In telecommunication, Long-Term Evolution (LTE) is a standard for high-speed wireless communication for mobile devices and data terminals, based on the GSM/EDGE and UMTS/HSPA technologies. It increases the capacity and speed using a different radio interface together with core network improvements. The standard is developed by the 3GPP (3rd Generation Partnership Project) and is specified in its Release 8 document series, with minor enhancements described in Release 9. LTE is the upgrade path for carriers with both GSM/UMTS networks and CDMA2000 networks. The different LTE frequencies and bands used in different countries mean that only multi-band phones are able to use LTE in all countries where it is supported. LTE is commonly marketed as 4G LTE & Advance 4G, but it does not meet the technical criteria of a 4G wireless service, as specified in the 3GPP Release 8 and 9 document series for LTE Advanced. LTE is also commonly known as 3.95G. The requirements were originally set forth by the ITU-R organization in the IMT Advanced specification.

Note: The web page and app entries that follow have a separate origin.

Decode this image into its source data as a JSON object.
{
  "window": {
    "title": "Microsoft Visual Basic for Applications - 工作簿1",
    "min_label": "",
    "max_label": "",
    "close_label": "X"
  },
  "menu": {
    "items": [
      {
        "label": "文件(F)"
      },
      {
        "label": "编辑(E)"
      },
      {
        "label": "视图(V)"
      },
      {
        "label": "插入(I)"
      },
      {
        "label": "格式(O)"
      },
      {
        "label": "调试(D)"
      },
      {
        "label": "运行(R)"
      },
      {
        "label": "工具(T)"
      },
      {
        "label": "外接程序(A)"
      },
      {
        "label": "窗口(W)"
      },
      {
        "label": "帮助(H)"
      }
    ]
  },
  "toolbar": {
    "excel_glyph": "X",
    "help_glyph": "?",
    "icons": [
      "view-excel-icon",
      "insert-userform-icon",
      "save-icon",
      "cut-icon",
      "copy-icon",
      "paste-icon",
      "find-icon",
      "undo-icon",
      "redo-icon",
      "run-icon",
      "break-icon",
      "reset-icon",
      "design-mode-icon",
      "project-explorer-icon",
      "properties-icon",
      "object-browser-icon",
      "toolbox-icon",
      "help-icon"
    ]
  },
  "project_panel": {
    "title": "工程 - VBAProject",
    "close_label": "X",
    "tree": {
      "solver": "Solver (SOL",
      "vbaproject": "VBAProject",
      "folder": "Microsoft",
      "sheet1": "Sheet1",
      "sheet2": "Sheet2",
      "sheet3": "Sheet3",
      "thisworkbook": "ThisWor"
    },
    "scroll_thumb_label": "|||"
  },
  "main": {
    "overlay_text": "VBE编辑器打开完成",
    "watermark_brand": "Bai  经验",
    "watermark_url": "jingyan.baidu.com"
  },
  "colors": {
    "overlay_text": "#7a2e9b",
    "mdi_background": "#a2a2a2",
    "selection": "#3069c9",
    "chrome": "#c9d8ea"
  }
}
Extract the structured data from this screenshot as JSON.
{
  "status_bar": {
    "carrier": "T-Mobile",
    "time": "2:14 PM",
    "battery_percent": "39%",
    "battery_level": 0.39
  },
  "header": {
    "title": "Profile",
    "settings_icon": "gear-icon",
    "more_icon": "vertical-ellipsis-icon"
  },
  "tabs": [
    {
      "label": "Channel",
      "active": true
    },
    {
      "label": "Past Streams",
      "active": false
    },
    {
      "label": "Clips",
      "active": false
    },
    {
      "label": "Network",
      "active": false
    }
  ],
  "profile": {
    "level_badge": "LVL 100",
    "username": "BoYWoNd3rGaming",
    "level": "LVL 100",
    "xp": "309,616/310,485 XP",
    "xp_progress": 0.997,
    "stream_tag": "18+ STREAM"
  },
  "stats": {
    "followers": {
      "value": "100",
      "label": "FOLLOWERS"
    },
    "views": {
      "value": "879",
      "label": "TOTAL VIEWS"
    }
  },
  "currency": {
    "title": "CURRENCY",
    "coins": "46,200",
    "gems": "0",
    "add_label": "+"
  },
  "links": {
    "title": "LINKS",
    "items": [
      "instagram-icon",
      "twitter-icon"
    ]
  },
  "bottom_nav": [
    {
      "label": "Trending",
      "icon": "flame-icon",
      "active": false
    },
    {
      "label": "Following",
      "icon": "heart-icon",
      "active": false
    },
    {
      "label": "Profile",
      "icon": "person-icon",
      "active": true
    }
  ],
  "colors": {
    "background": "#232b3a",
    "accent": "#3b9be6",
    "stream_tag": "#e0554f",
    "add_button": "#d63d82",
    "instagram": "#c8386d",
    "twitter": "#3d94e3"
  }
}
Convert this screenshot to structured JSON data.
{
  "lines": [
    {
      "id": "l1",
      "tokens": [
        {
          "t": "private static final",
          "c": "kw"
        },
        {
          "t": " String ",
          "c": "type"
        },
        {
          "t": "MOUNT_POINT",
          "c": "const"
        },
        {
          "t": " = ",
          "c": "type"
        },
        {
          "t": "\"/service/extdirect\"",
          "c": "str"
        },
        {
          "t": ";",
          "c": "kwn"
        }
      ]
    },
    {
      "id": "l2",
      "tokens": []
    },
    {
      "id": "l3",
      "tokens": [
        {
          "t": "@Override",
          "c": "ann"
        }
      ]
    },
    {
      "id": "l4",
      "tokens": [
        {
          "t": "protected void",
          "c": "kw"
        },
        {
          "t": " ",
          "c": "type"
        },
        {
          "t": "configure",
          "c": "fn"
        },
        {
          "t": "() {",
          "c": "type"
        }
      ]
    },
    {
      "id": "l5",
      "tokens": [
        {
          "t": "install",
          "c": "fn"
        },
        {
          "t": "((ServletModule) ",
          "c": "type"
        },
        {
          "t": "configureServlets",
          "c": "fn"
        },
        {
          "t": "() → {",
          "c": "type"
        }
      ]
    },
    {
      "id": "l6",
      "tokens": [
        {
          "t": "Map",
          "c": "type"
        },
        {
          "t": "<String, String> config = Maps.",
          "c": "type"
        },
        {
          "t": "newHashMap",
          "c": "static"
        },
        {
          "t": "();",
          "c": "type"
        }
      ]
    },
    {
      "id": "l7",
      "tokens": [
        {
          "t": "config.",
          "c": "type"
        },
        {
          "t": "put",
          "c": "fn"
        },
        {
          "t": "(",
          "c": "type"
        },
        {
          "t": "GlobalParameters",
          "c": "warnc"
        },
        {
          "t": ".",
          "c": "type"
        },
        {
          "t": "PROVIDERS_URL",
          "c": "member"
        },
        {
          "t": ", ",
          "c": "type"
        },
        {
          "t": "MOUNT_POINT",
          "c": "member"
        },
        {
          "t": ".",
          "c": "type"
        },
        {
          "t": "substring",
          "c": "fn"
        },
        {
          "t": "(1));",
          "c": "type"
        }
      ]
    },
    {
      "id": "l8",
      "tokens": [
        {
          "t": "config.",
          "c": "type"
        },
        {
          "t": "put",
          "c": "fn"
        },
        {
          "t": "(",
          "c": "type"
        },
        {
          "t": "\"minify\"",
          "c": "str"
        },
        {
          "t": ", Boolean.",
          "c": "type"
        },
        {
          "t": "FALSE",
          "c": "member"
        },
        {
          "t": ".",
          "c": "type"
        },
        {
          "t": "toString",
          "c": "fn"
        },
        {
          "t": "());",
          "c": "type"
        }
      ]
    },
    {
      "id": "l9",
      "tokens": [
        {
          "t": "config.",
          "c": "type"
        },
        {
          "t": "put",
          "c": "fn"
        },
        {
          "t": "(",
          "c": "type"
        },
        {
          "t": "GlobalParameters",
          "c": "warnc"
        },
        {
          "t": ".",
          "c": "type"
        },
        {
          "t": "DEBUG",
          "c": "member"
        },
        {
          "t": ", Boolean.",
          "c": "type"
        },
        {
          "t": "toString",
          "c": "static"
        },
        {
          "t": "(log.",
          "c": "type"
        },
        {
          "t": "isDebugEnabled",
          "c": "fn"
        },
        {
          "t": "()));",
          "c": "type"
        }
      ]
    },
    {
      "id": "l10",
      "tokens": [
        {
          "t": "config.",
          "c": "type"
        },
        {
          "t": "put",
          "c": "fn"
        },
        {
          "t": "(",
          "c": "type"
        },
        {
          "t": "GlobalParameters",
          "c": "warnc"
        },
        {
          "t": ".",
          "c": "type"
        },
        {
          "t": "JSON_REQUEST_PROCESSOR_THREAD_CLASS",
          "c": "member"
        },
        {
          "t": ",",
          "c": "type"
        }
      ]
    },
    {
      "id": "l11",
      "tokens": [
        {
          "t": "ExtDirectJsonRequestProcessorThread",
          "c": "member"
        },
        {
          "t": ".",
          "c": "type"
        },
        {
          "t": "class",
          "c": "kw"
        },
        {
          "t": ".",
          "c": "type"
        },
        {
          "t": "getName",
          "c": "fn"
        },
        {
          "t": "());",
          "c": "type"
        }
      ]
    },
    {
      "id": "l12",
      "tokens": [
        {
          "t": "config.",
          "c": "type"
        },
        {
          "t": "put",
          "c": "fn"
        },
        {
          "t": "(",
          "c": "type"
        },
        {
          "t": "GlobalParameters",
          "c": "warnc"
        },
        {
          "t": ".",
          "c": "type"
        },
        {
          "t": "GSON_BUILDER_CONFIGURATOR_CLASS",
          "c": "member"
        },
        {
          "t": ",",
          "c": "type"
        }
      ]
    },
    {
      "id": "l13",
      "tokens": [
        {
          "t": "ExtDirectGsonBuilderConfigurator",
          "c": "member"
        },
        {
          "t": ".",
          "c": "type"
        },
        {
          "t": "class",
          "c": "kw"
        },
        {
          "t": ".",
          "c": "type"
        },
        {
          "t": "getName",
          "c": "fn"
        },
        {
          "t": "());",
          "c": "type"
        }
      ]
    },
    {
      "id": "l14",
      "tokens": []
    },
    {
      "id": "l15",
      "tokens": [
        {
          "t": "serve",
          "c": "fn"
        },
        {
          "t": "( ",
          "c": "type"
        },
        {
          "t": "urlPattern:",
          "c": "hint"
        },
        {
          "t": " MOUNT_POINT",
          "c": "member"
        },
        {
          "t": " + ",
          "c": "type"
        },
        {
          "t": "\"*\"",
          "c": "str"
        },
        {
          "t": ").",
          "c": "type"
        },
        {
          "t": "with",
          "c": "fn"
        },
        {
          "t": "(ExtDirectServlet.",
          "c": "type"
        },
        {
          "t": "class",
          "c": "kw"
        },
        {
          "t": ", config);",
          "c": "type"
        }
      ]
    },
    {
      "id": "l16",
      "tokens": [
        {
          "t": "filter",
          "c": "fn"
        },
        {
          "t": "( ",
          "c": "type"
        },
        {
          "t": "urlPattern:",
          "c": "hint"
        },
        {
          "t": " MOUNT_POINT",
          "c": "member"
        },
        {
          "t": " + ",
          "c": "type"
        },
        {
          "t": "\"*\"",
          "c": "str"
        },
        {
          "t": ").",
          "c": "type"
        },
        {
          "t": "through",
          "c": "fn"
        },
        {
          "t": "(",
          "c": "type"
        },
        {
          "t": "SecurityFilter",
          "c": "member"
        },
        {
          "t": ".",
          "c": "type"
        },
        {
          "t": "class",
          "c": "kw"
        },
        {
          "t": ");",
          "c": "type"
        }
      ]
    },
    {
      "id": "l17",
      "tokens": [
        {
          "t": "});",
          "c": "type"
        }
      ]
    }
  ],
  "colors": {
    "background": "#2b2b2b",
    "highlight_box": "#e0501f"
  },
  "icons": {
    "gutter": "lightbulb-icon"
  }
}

5G is the fifth generation of cellular mobile communications. It succeeds the 4G (LTE/WiMax), 3G (UMTS) and 2G (GSM) systems. 5G performance targets high data rate, reduced latency, energy saving, cost reduction, higher system capacity, and massive device connectivity. The first phase of 5G specifications in Release-15 will be completed by March 2019 to accommodate the early commercial deployment. The second phase in Release-16 is due to be completed by March 2020 for submission to the International Telecommunication Union (ITU) as a candidate of IMT-2020 technology. The ITU IMT-2020 specification demand for speeds up to 20 gigabits per second, achievable with millimeter waves of 15 gigahertz and higher frequency. 3GPP is going to submit 5G NR (New Radio) as its 5G communication standard proposal. 5G New Radio can include lower frequencies, from 600 MHz to 6 GHz. However, the speeds in these lower frequencies are only slightly higher than new 4G systems, estimated at 15% to 50% faster.